SUPPLIED DATA:
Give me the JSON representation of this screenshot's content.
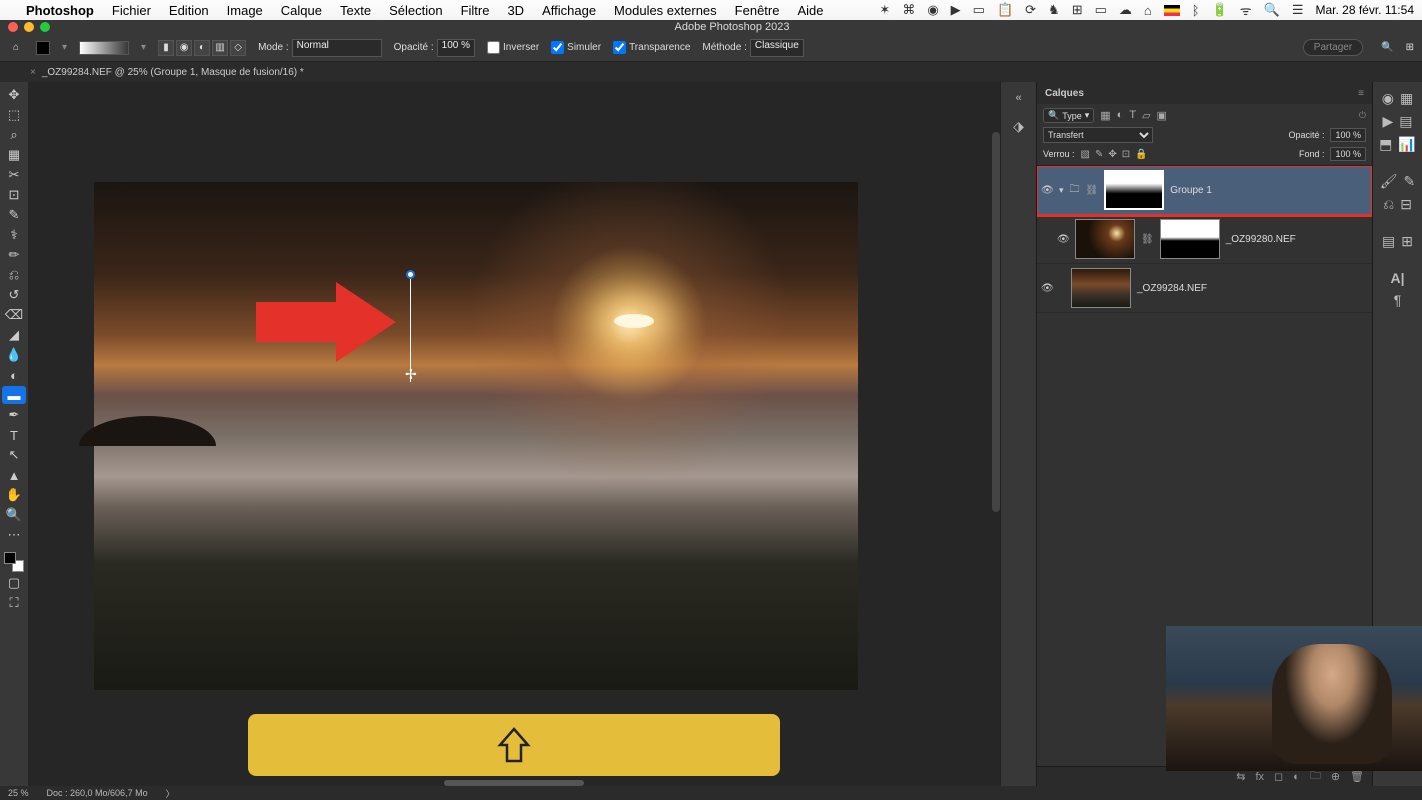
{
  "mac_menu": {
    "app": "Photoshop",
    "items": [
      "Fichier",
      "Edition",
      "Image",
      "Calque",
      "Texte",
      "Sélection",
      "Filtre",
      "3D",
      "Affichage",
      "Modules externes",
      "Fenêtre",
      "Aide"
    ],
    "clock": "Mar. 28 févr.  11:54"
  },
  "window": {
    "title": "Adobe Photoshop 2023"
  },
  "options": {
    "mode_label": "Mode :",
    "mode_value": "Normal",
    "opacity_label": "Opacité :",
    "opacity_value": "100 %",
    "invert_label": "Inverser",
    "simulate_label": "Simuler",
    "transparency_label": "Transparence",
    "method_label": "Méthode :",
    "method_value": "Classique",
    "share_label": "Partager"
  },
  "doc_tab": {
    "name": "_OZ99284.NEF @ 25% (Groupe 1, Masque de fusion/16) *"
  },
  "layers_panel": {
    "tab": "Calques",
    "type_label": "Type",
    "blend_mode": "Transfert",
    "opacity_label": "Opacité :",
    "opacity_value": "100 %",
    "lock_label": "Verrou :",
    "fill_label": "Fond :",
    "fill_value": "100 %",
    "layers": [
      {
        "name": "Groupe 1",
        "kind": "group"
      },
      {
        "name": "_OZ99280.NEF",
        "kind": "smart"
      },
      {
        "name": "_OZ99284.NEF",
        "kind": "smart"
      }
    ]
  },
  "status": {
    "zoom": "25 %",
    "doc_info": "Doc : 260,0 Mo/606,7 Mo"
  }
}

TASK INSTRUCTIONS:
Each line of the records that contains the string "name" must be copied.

RESPONSE TO THE TASK:
    "name": "_OZ99284.NEF @ 25% (Groupe 1, Masque de fusion/16) *"
        "name": "Groupe 1",
        "name": "_OZ99280.NEF",
        "name": "_OZ99284.NEF",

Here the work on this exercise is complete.